A revealing and provocative novel about being queer in war-torn Iraq of 2003. It is the story of two men: one, a young gay Muslim named Ramy, whose parents have died, and who struggles to find a balance between his sexuality, religion, and culture, while his brother seeks to find him a wife. The other is Ammar, a sheikh at a local mosque whose guidance Ramy seeks, and whose homophobic beliefs are based on the Qur’an and the teachings of Islam. Ammar initially refuses to help Ramy until Angel Gabriel intrudes upon his world, throwing Ammar’s own beliefs and morals in a turbulence.
According to our research, this is the first novel about a gay Muslim in the Middle East, which is sure to raise some eyebrows. There was Salvation Army by Abdellah Taïa, but that was set in Morocco.
This is Hasan Abood’s first novel; at the age of 28, he reminds us a lot of Raziel Reid, the 24-year-old debut novelist whose first book When Everything Feels like the Movies won the Governor General’s Literary Award in 2014 (published in the US in Spring 2015).
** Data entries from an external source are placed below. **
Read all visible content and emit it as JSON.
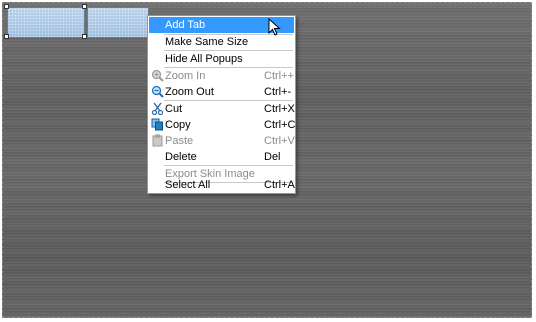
{
  "menu": {
    "items": [
      {
        "label": "Add Tab",
        "shortcut": "",
        "icon": "",
        "state": "highlighted"
      },
      {
        "label": "Make Same Size",
        "shortcut": "",
        "icon": "",
        "state": "enabled"
      },
      {
        "label": "Hide All Popups",
        "shortcut": "",
        "icon": "",
        "state": "enabled"
      },
      {
        "label": "Zoom In",
        "shortcut": "Ctrl++",
        "icon": "zoom-in-icon",
        "state": "disabled"
      },
      {
        "label": "Zoom Out",
        "shortcut": "Ctrl+-",
        "icon": "zoom-out-icon",
        "state": "enabled"
      },
      {
        "label": "Cut",
        "shortcut": "Ctrl+X",
        "icon": "scissors-icon",
        "state": "enabled"
      },
      {
        "label": "Copy",
        "shortcut": "Ctrl+C",
        "icon": "copy-icon",
        "state": "enabled"
      },
      {
        "label": "Paste",
        "shortcut": "Ctrl+V",
        "icon": "paste-icon",
        "state": "disabled"
      },
      {
        "label": "Delete",
        "shortcut": "Del",
        "icon": "",
        "state": "enabled"
      },
      {
        "label": "Export Skin Image",
        "shortcut": "",
        "icon": "",
        "state": "disabled"
      },
      {
        "label": "Select All",
        "shortcut": "Ctrl+A",
        "icon": "",
        "state": "enabled"
      }
    ]
  },
  "colors": {
    "highlight": "#3399ff",
    "disabled_text": "#8c8c8c",
    "tab_fill": "#a9c6e3"
  },
  "cursor_icon": "arrow-cursor-icon"
}
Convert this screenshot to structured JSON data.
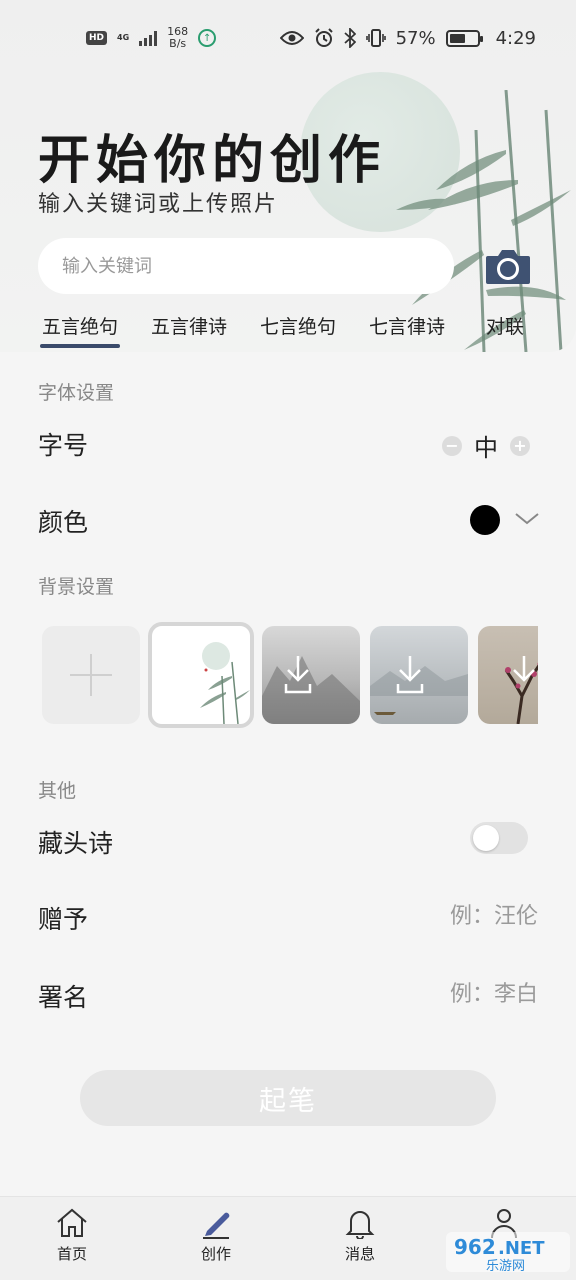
{
  "status_bar": {
    "hd": "HD",
    "network": "4G",
    "speed_value": "168",
    "speed_unit": "B/s",
    "battery_percent": "57%",
    "battery_level": 0.57,
    "time": "4:29"
  },
  "header": {
    "title": "开始你的创作",
    "subtitle": "输入关键词或上传照片",
    "search_placeholder": "输入关键词"
  },
  "tabs": [
    {
      "label": "五言绝句",
      "active": true
    },
    {
      "label": "五言律诗",
      "active": false
    },
    {
      "label": "七言绝句",
      "active": false
    },
    {
      "label": "七言律诗",
      "active": false
    },
    {
      "label": "对联",
      "active": false
    }
  ],
  "font_settings": {
    "section_label": "字体设置",
    "size_label": "字号",
    "size_value": "中",
    "color_label": "颜色",
    "color_value": "#000000"
  },
  "background_settings": {
    "section_label": "背景设置",
    "thumbnails": [
      "add",
      "bamboo-moon",
      "mountain-landscape",
      "lake-boat",
      "plum-blossom"
    ],
    "selected_index": 1
  },
  "other": {
    "section_label": "其他",
    "acrostic_label": "藏头诗",
    "acrostic_enabled": false,
    "gift_label": "赠予",
    "gift_placeholder": "例：汪伦",
    "signature_label": "署名",
    "signature_placeholder": "例：李白"
  },
  "submit_label": "起笔",
  "bottom_nav": [
    {
      "label": "首页",
      "icon": "home-icon"
    },
    {
      "label": "创作",
      "icon": "pen-icon"
    },
    {
      "label": "消息",
      "icon": "bell-icon"
    },
    {
      "label": "",
      "icon": "profile-icon"
    }
  ],
  "watermark": "962.NET 乐游网"
}
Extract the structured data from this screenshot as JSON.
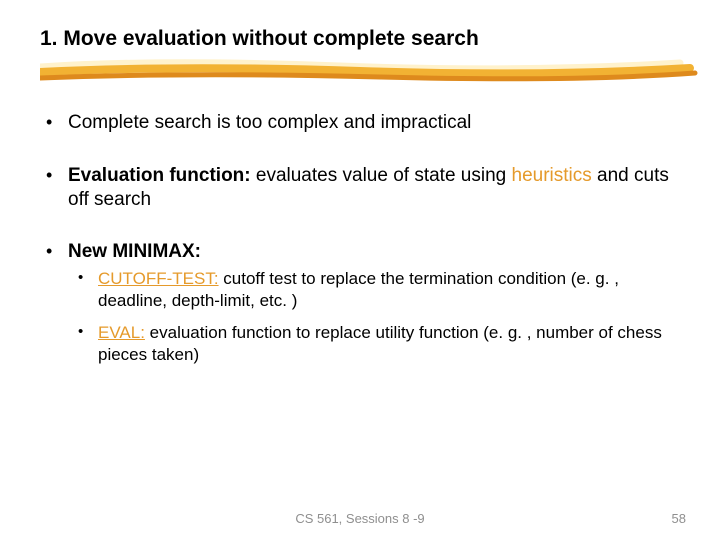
{
  "title": "1. Move evaluation without complete search",
  "bullets": {
    "b1": "Complete search is too complex and impractical",
    "b2_lead": "Evaluation function:",
    "b2_mid": " evaluates value of state using ",
    "b2_heur": "heuristics",
    "b2_tail": " and cuts off search",
    "b3": "New MINIMAX:",
    "s1_lead": "CUTOFF-TEST:",
    "s1_rest": " cutoff test to replace the termination condition (e. g. , deadline, depth-limit, etc. )",
    "s2_lead": "EVAL:",
    "s2_rest": " evaluation function to replace utility function (e. g. , number of chess pieces taken)"
  },
  "footer": {
    "center": "CS 561,  Sessions 8 -9",
    "page": "58"
  },
  "stripe": {
    "y1": "#fff2cc",
    "y2": "#f2b233",
    "y3": "#de8a1d"
  }
}
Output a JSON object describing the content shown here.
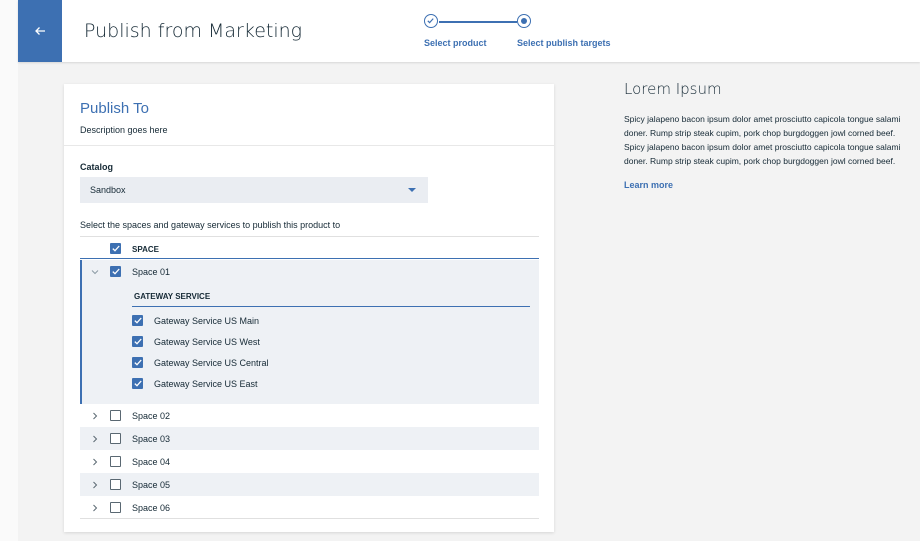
{
  "header": {
    "title": "Publish from Marketing",
    "back_icon": "arrow-left-icon",
    "accent": "#3d70b2",
    "steps": [
      {
        "label": "Select product",
        "state": "complete"
      },
      {
        "label": "Select publish targets",
        "state": "current"
      }
    ]
  },
  "card": {
    "title": "Publish To",
    "description": "Description goes here",
    "catalog_label": "Catalog",
    "catalog_value": "Sandbox",
    "instruction": "Select the spaces and gateway services to publish this product to",
    "space_header": "SPACE",
    "gateway_header": "GATEWAY SERVICE",
    "spaces": [
      {
        "label": "Space 01",
        "checked": true,
        "expanded": true
      },
      {
        "label": "Space 02",
        "checked": false,
        "expanded": false
      },
      {
        "label": "Space 03",
        "checked": false,
        "expanded": false
      },
      {
        "label": "Space 04",
        "checked": false,
        "expanded": false
      },
      {
        "label": "Space 05",
        "checked": false,
        "expanded": false
      },
      {
        "label": "Space 06",
        "checked": false,
        "expanded": false
      }
    ],
    "gateways": [
      {
        "label": "Gateway Service US Main",
        "checked": true
      },
      {
        "label": "Gateway Service US West",
        "checked": true
      },
      {
        "label": "Gateway Service US Central",
        "checked": true
      },
      {
        "label": "Gateway Service US East",
        "checked": true
      }
    ]
  },
  "side": {
    "title": "Lorem Ipsum",
    "body": "Spicy jalapeno bacon ipsum dolor amet prosciutto capicola tongue salami doner. Rump strip steak cupim, pork chop burgdoggen jowl corned beef. Spicy jalapeno bacon ipsum dolor amet prosciutto capicola tongue salami doner. Rump strip steak cupim, pork chop burgdoggen jowl corned beef.",
    "link": "Learn more"
  }
}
One of two gay fiction titles this fall (the other being Mouthquake).